(Stored data)
▬▬▬

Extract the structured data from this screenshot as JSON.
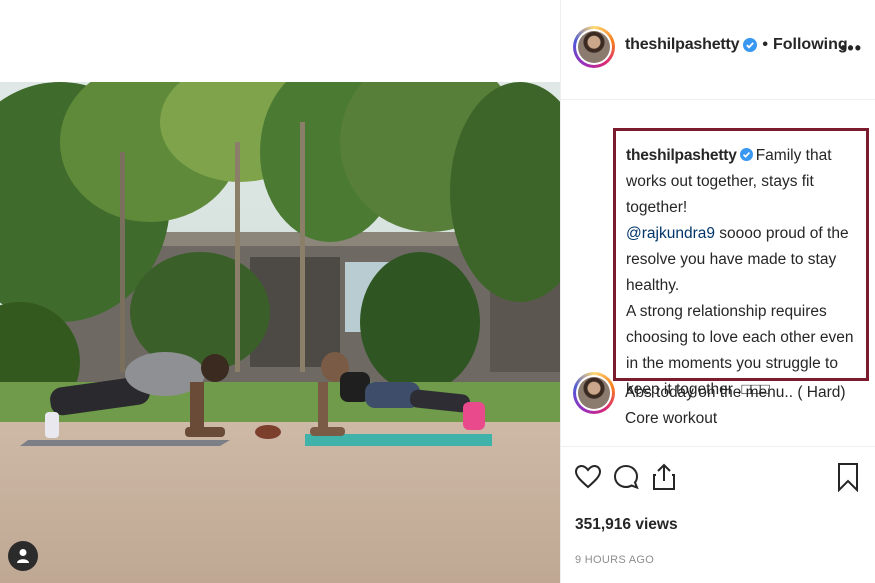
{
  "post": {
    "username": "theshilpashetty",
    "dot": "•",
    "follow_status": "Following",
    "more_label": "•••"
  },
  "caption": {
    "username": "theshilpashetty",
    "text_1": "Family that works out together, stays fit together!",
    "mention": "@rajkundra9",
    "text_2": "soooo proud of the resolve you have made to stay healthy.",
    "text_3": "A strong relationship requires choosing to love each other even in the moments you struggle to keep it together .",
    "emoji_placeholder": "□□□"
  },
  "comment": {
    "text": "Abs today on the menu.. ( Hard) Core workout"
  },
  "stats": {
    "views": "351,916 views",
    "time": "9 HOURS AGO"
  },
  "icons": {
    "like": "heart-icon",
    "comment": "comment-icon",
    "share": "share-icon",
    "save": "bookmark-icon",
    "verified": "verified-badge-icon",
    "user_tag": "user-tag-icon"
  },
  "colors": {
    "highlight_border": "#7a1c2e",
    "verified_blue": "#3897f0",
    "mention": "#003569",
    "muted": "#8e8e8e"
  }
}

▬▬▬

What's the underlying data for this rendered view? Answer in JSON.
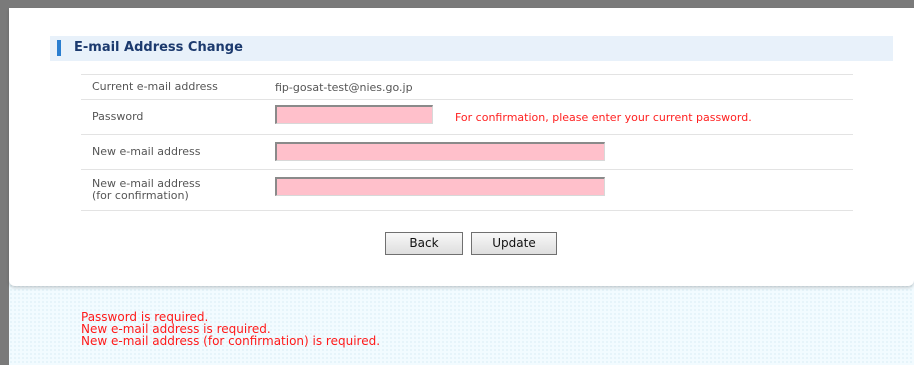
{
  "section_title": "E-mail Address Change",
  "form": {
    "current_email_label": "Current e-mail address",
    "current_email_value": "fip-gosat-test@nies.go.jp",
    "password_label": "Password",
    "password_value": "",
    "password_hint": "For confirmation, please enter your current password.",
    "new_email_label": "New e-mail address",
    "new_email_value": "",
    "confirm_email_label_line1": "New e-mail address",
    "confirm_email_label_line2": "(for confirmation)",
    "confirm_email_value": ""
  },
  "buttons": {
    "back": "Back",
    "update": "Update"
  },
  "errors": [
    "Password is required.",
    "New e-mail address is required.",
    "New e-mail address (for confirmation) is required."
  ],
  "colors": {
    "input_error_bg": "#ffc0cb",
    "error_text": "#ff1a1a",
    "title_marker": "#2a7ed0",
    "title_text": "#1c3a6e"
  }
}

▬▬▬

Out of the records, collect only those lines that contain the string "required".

(Answer to the problem):
    "Password is required.",
    "New e-mail address is required.",
    "New e-mail address (for confirmation) is required."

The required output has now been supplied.